Your instructions:
For the entries that follow, produce an exact copy with no pictures in it.

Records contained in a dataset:
---------------
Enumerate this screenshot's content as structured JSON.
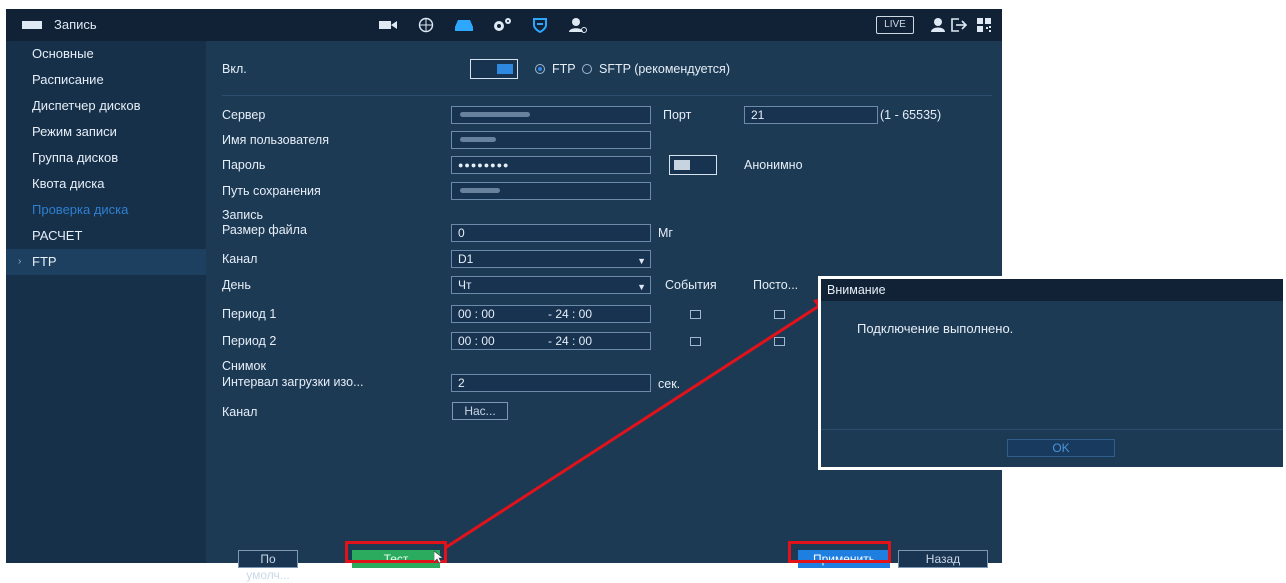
{
  "topbar": {
    "title": "Запись",
    "live_label": "LIVE",
    "icons": [
      "camera-icon",
      "network-icon",
      "storage-icon",
      "settings-icon",
      "shield-icon",
      "account-icon",
      "user-icon",
      "logout-icon",
      "qr-icon"
    ]
  },
  "sidebar": {
    "items": [
      {
        "label": "Основные"
      },
      {
        "label": "Расписание"
      },
      {
        "label": "Диспетчер дисков"
      },
      {
        "label": "Режим записи"
      },
      {
        "label": "Группа дисков"
      },
      {
        "label": "Квота диска"
      },
      {
        "label": "Проверка диска"
      },
      {
        "label": "РАСЧЕТ"
      },
      {
        "label": "FTP"
      }
    ]
  },
  "form": {
    "enable_label": "Вкл.",
    "ftp_label": "FTP",
    "sftp_label": "SFTP (рекомендуется)",
    "server_label": "Сервер",
    "port_label": "Порт",
    "port_value": "21",
    "port_range": "(1 - 65535)",
    "username_label": "Имя пользователя",
    "password_label": "Пароль",
    "password_value": "●●●●●●●●",
    "anonymous_label": "Анонимно",
    "save_path_label": "Путь сохранения",
    "record_section": "Запись",
    "file_size_label": "Размер файла",
    "file_size_value": "0",
    "file_size_unit": "Мг",
    "channel_label": "Канал",
    "channel_value": "D1",
    "day_label": "День",
    "day_value": "Чт",
    "events_label": "События",
    "constant_label": "Посто...",
    "period1_label": "Период 1",
    "period1_start": "00 : 00",
    "period1_end": "- 24 : 00",
    "period2_label": "Период 2",
    "period2_start": "00 : 00",
    "period2_end": "- 24 : 00",
    "snapshot_section": "Снимок",
    "upload_interval_label": "Интервал загрузки изо...",
    "upload_interval_value": "2",
    "upload_interval_unit": "сек.",
    "snap_channel_label": "Канал",
    "snap_channel_button": "Нас..."
  },
  "buttons": {
    "default": "По умолч...",
    "test": "Тест",
    "apply": "Применить",
    "back": "Назад"
  },
  "dialog": {
    "title": "Внимание",
    "message": "Подключение выполнено.",
    "ok": "OK"
  },
  "colors": {
    "annotation": "#e2121b",
    "accent": "#1e7fe0",
    "test_button": "#2bab5d"
  }
}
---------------
Solved problem:
Enumerate this screenshot's content as structured JSON.
{
  "topbar": {
    "title": "Запись",
    "live_label": "LIVE",
    "icons": [
      "camera-icon",
      "network-icon",
      "storage-icon",
      "settings-icon",
      "shield-icon",
      "account-icon",
      "user-icon",
      "logout-icon",
      "qr-icon"
    ]
  },
  "sidebar": {
    "items": [
      {
        "label": "Основные"
      },
      {
        "label": "Расписание"
      },
      {
        "label": "Диспетчер дисков"
      },
      {
        "label": "Режим записи"
      },
      {
        "label": "Группа дисков"
      },
      {
        "label": "Квота диска"
      },
      {
        "label": "Проверка диска"
      },
      {
        "label": "РАСЧЕТ"
      },
      {
        "label": "FTP"
      }
    ]
  },
  "form": {
    "enable_label": "Вкл.",
    "ftp_label": "FTP",
    "sftp_label": "SFTP (рекомендуется)",
    "server_label": "Сервер",
    "port_label": "Порт",
    "port_value": "21",
    "port_range": "(1 - 65535)",
    "username_label": "Имя пользователя",
    "password_label": "Пароль",
    "password_value": "●●●●●●●●",
    "anonymous_label": "Анонимно",
    "save_path_label": "Путь сохранения",
    "record_section": "Запись",
    "file_size_label": "Размер файла",
    "file_size_value": "0",
    "file_size_unit": "Мг",
    "channel_label": "Канал",
    "channel_value": "D1",
    "day_label": "День",
    "day_value": "Чт",
    "events_label": "События",
    "constant_label": "Посто...",
    "period1_label": "Период 1",
    "period1_start": "00 : 00",
    "period1_end": "- 24 : 00",
    "period2_label": "Период 2",
    "period2_start": "00 : 00",
    "period2_end": "- 24 : 00",
    "snapshot_section": "Снимок",
    "upload_interval_label": "Интервал загрузки изо...",
    "upload_interval_value": "2",
    "upload_interval_unit": "сек.",
    "snap_channel_label": "Канал",
    "snap_channel_button": "Нас..."
  },
  "buttons": {
    "default": "По умолч...",
    "test": "Тест",
    "apply": "Применить",
    "back": "Назад"
  },
  "dialog": {
    "title": "Внимание",
    "message": "Подключение выполнено.",
    "ok": "OK"
  },
  "colors": {
    "annotation": "#e2121b",
    "accent": "#1e7fe0",
    "test_button": "#2bab5d"
  }
}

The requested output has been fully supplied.